CANBERRA, May 31 (Xinhua) -- Australian researchers have discovered a new species of marsupial that roamed the continent millions of years ago.
In the research published on Wednesday, a team from Flinders University used 3D scans to examine the 3.5 million-year-old remains of a marsupial found in central Australia, identifying it as a new species.
The Ambulator keanei was a diprotodontidae, a family of four-legged herbivores that were the biggest marsupials to ever exist.
Their closest living relative is the modern wombat, making reconstructing their biology a difficult task.
The new species was named for locomotory adaptations of the legs that would have allowed the quarter-tonne animal to walk long distances in search of food and water.
It lived during the Pliocene epoch stretching from about 5.3 to 2.5 million years ago, when grasslands became increasingly prominent as Australia became drier, making diprotodontids travel greater distances for food.
"Most large herbivores today such as elephants and rhinoceroses are digitigrade, meaning they walk on the tips of their toes with their heel not touching the ground," Jacob van Zoelen, author of the study from the Flinders University Palaeontology Laboratory, said in a media release.
"Diprotodontids are what we call plantigrade, meaning their heel-bone contacts the ground when they walk, similar to what humans do. This stance helps distribute weight when walking but uses more energy for other activities such as running."
The study published on Wednesday was based on scans of a skeleton found in northern South Australia (SA) in 2017.

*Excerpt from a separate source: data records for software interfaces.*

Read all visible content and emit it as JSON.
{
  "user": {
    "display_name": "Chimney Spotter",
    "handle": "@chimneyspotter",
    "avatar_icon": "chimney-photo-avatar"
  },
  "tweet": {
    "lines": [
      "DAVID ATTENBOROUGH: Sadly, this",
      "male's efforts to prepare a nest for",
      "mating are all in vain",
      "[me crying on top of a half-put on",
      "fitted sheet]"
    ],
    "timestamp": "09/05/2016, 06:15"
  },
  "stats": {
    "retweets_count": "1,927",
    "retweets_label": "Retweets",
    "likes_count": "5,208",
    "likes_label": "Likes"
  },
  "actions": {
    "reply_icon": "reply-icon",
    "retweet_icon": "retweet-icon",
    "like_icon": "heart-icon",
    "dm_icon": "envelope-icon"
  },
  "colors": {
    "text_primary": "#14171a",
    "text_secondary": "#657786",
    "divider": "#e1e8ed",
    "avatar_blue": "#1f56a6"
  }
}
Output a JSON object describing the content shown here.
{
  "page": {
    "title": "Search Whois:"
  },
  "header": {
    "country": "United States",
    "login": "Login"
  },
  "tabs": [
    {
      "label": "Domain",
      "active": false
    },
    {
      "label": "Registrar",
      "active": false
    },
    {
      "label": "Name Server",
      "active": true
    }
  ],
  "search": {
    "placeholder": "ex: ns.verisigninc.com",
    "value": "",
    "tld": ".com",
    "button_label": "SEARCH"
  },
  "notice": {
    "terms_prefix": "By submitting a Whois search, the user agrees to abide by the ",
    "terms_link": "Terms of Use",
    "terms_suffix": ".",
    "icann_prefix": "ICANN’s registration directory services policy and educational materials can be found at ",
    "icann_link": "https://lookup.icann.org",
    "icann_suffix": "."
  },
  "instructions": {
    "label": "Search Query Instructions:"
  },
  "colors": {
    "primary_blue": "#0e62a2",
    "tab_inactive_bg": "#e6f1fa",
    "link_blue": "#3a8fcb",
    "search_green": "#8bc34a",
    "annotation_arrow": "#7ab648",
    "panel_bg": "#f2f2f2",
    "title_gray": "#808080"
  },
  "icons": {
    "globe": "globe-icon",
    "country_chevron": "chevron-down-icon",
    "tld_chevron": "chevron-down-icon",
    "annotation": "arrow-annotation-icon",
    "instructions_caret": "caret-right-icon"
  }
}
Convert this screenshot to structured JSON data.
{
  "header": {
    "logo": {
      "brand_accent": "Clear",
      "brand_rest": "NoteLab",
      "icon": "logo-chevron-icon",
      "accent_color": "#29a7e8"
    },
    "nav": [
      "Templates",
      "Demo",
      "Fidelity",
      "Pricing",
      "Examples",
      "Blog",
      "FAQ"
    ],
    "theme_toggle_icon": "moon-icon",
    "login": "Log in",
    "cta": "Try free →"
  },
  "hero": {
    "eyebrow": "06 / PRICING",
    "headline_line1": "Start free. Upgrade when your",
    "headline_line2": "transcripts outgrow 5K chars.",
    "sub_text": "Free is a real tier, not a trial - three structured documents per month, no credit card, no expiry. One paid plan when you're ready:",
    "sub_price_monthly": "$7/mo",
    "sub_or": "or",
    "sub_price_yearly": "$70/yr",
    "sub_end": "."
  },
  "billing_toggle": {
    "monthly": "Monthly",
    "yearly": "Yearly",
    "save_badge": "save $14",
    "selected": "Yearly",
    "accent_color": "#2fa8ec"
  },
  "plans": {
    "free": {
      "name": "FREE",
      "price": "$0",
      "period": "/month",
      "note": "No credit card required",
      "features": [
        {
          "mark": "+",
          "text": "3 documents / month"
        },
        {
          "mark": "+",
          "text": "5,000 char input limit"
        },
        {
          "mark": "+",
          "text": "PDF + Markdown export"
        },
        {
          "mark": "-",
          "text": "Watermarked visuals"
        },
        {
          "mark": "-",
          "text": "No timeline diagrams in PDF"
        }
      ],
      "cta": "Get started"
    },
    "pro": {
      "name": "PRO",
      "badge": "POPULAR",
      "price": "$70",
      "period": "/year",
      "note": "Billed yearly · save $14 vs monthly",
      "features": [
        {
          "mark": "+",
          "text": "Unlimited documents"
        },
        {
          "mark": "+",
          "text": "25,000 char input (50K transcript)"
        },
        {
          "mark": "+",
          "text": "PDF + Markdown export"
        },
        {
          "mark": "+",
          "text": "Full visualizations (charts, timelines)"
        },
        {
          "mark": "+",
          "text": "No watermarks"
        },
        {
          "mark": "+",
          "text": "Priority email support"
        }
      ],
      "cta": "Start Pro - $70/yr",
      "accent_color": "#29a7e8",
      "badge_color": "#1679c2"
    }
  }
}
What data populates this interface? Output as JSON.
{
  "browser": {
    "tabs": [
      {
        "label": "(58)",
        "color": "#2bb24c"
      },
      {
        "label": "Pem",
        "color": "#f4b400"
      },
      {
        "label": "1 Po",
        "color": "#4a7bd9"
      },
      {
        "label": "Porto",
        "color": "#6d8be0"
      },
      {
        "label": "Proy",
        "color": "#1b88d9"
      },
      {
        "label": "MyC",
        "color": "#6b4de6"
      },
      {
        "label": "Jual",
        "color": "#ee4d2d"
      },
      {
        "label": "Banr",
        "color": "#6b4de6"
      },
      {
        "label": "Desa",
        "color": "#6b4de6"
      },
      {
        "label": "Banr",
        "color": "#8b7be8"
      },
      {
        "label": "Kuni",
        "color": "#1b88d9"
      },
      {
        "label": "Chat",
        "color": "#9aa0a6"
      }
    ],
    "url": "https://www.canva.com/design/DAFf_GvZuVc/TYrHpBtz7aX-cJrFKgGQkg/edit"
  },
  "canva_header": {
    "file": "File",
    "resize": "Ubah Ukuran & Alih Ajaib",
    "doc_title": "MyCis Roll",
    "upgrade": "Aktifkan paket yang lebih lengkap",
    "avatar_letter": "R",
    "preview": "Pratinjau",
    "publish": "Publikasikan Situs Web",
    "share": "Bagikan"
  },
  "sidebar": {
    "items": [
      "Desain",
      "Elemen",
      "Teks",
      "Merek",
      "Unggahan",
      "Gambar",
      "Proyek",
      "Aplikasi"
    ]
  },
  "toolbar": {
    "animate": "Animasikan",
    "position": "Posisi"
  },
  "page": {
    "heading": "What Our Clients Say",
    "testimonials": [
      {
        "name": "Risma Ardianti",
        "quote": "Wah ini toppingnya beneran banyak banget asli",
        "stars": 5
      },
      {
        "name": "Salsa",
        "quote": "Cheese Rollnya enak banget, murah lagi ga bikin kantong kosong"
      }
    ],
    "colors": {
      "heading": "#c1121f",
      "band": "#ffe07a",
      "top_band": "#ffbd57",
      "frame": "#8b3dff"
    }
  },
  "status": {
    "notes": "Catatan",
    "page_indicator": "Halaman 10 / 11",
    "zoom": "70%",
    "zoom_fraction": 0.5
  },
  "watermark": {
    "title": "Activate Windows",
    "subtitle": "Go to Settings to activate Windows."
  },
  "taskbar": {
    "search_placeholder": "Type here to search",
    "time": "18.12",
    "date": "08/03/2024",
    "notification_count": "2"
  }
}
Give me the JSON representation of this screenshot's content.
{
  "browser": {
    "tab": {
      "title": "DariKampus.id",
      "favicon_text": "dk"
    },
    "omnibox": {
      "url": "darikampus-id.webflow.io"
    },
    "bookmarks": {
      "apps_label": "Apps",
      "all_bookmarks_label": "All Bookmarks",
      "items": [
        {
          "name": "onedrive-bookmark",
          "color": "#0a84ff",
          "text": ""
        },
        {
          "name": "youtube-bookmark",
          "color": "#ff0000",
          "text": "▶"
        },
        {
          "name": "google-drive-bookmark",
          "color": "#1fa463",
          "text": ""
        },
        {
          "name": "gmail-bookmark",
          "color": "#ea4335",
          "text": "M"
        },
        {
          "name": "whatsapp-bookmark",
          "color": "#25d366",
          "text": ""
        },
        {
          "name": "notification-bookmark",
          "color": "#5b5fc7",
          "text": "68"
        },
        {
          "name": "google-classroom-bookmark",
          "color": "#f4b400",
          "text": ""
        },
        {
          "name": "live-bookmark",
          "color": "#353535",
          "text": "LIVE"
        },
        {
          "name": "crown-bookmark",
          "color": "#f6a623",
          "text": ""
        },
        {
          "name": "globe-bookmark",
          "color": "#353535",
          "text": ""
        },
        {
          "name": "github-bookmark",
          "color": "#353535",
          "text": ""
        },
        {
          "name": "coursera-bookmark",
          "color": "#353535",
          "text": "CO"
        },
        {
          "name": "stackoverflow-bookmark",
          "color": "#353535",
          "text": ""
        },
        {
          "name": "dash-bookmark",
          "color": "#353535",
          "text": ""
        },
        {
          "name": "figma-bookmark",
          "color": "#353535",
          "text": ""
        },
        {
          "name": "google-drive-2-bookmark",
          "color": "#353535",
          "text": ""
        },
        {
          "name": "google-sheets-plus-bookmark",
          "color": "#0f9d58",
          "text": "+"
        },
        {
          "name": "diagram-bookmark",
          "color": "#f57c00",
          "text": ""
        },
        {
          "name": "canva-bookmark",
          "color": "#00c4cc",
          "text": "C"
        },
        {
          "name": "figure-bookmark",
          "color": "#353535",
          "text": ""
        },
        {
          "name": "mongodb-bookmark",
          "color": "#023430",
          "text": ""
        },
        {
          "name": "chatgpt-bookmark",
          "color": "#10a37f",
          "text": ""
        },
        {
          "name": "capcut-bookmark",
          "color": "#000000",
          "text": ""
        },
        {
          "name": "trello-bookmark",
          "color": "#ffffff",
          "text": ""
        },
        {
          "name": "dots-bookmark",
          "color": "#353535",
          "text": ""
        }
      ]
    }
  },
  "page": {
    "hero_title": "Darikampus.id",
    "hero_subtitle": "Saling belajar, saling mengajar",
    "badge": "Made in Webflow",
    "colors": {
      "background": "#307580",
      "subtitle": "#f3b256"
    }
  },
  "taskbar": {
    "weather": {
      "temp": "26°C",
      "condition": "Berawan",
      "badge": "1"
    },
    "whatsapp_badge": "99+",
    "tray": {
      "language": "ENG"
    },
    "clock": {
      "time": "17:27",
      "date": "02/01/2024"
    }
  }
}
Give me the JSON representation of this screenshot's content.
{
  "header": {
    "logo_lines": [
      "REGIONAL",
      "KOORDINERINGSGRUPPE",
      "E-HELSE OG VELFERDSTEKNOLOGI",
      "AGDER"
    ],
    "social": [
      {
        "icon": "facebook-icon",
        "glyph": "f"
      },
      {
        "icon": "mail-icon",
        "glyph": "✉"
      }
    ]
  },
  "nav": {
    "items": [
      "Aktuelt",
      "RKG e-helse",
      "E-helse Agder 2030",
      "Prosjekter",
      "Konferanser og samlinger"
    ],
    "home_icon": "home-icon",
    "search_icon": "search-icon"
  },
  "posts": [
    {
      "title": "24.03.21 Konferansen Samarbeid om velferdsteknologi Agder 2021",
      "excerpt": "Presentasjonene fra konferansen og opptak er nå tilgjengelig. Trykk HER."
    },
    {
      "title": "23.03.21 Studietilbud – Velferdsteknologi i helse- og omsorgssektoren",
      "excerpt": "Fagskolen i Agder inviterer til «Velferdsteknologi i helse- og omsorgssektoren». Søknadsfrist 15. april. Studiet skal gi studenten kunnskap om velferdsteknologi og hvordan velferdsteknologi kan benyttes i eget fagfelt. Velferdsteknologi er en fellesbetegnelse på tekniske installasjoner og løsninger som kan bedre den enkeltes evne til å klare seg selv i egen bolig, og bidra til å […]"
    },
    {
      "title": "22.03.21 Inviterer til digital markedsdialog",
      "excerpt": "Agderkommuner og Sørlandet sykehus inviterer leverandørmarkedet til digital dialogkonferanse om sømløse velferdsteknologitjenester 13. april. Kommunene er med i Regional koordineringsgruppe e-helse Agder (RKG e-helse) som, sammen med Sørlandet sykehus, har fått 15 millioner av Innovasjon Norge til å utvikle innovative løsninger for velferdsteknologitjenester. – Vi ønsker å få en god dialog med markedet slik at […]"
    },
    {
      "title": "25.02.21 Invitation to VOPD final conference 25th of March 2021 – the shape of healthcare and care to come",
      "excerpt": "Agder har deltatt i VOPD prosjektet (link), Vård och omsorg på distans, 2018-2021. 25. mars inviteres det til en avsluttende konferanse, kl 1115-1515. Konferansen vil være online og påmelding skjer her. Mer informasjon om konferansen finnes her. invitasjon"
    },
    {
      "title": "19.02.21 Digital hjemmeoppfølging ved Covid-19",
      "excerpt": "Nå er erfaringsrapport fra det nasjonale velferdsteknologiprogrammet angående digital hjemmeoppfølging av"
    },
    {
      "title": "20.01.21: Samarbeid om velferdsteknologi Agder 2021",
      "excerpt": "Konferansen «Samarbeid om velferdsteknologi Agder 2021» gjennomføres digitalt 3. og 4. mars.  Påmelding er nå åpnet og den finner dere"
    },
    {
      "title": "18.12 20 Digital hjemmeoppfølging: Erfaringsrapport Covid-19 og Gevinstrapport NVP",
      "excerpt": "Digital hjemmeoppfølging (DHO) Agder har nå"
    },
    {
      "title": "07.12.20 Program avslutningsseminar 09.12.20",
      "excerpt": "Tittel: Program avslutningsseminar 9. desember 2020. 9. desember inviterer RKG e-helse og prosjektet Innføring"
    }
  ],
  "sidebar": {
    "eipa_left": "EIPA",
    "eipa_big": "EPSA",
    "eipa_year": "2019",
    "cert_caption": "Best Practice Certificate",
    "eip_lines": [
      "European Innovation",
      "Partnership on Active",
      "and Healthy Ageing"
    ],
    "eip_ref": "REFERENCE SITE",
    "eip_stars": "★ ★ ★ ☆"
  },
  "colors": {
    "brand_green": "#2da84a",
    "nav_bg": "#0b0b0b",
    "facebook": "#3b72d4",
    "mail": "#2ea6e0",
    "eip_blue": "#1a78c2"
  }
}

Using advanced scanning technology, researchers were able to compare it to other diprotodontid material and identify it as a new species.